- **EXERCISE AIM**:
All of the data that appears below is to be given again precisely as written.

************

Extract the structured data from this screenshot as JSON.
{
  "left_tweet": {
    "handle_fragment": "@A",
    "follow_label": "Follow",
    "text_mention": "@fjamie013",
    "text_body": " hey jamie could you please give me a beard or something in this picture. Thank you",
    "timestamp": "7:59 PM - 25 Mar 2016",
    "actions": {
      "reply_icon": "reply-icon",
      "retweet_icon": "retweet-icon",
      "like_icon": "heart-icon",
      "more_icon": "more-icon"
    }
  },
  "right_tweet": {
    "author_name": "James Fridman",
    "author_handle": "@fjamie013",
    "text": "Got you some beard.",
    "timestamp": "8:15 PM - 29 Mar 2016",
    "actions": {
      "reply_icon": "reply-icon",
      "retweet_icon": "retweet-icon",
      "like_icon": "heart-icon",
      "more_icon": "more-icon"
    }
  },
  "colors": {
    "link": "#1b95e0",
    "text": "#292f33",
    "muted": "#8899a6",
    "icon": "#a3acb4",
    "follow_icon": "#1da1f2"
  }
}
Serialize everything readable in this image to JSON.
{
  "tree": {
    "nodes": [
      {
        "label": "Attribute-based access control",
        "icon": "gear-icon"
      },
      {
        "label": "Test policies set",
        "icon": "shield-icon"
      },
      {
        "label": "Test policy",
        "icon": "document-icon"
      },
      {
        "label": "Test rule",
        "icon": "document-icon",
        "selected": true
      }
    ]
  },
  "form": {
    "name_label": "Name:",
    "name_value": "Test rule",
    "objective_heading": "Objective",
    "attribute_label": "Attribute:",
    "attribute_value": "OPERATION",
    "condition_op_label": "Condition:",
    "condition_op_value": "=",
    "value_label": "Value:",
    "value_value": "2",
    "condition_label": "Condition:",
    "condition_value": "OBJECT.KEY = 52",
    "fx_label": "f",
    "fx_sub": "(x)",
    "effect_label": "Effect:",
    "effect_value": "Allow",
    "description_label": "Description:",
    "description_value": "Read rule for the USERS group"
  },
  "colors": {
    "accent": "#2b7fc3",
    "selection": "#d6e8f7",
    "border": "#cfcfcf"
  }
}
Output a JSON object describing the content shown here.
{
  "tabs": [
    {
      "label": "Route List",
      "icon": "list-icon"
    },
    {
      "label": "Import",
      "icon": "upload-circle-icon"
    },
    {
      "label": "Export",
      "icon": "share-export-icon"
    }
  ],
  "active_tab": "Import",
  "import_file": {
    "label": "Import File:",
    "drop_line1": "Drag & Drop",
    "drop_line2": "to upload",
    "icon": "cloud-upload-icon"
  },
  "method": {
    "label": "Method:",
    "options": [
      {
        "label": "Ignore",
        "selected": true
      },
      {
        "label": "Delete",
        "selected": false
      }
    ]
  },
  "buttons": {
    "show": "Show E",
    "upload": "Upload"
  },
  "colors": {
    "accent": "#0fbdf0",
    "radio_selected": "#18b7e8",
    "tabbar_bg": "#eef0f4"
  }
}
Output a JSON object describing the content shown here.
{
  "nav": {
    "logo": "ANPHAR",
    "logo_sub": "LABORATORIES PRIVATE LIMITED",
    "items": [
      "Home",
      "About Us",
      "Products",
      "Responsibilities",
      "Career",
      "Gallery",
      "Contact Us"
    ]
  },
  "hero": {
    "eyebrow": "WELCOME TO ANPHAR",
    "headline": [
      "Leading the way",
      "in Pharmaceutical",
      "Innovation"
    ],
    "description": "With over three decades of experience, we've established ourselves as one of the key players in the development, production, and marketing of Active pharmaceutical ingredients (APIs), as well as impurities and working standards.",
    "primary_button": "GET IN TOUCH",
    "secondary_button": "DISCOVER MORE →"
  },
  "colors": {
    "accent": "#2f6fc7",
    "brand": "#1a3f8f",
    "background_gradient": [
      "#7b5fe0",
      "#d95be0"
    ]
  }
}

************

- **ANSWER SPACE**:
Extract the structured data from this screenshot as JSON.
{
  "left_tweet": {
    "handle_fragment": "@A",
    "follow_label": "Follow",
    "text_mention": "@fjamie013",
    "text_body": " hey jamie could you please give me a beard or something in this picture. Thank you",
    "timestamp": "7:59 PM - 25 Mar 2016",
    "actions": {
      "reply_icon": "reply-icon",
      "retweet_icon": "retweet-icon",
      "like_icon": "heart-icon",
      "more_icon": "more-icon"
    }
  },
  "right_tweet": {
    "author_name": "James Fridman",
    "author_handle": "@fjamie013",
    "text": "Got you some beard.",
    "timestamp": "8:15 PM - 29 Mar 2016",
    "actions": {
      "reply_icon": "reply-icon",
      "retweet_icon": "retweet-icon",
      "like_icon": "heart-icon",
      "more_icon": "more-icon"
    }
  },
  "colors": {
    "link": "#1b95e0",
    "text": "#292f33",
    "muted": "#8899a6",
    "icon": "#a3acb4",
    "follow_icon": "#1da1f2"
  }
}
Serialize everything readable in this image to JSON.
{
  "tree": {
    "nodes": [
      {
        "label": "Attribute-based access control",
        "icon": "gear-icon"
      },
      {
        "label": "Test policies set",
        "icon": "shield-icon"
      },
      {
        "label": "Test policy",
        "icon": "document-icon"
      },
      {
        "label": "Test rule",
        "icon": "document-icon",
        "selected": true
      }
    ]
  },
  "form": {
    "name_label": "Name:",
    "name_value": "Test rule",
    "objective_heading": "Objective",
    "attribute_label": "Attribute:",
    "attribute_value": "OPERATION",
    "condition_op_label": "Condition:",
    "condition_op_value": "=",
    "value_label": "Value:",
    "value_value": "2",
    "condition_label": "Condition:",
    "condition_value": "OBJECT.KEY = 52",
    "fx_label": "f",
    "fx_sub": "(x)",
    "effect_label": "Effect:",
    "effect_value": "Allow",
    "description_label": "Description:",
    "description_value": "Read rule for the USERS group"
  },
  "colors": {
    "accent": "#2b7fc3",
    "selection": "#d6e8f7",
    "border": "#cfcfcf"
  }
}
Output a JSON object describing the content shown here.
{
  "tabs": [
    {
      "label": "Route List",
      "icon": "list-icon"
    },
    {
      "label": "Import",
      "icon": "upload-circle-icon"
    },
    {
      "label": "Export",
      "icon": "share-export-icon"
    }
  ],
  "active_tab": "Import",
  "import_file": {
    "label": "Import File:",
    "drop_line1": "Drag & Drop",
    "drop_line2": "to upload",
    "icon": "cloud-upload-icon"
  },
  "method": {
    "label": "Method:",
    "options": [
      {
        "label": "Ignore",
        "selected": true
      },
      {
        "label": "Delete",
        "selected": false
      }
    ]
  },
  "buttons": {
    "show": "Show E",
    "upload": "Upload"
  },
  "colors": {
    "accent": "#0fbdf0",
    "radio_selected": "#18b7e8",
    "tabbar_bg": "#eef0f4"
  }
}
Output a JSON object describing the content shown here.
{
  "nav": {
    "logo": "ANPHAR",
    "logo_sub": "LABORATORIES PRIVATE LIMITED",
    "items": [
      "Home",
      "About Us",
      "Products",
      "Responsibilities",
      "Career",
      "Gallery",
      "Contact Us"
    ]
  },
  "hero": {
    "eyebrow": "WELCOME TO ANPHAR",
    "headline": [
      "Leading the way",
      "in Pharmaceutical",
      "Innovation"
    ],
    "description": "With over three decades of experience, we've established ourselves as one of the key players in the development, production, and marketing of Active pharmaceutical ingredients (APIs), as well as impurities and working standards.",
    "primary_button": "GET IN TOUCH",
    "secondary_button": "DISCOVER MORE →"
  },
  "colors": {
    "accent": "#2f6fc7",
    "brand": "#1a3f8f",
    "background_gradient": [
      "#7b5fe0",
      "#d95be0"
    ]
  }
}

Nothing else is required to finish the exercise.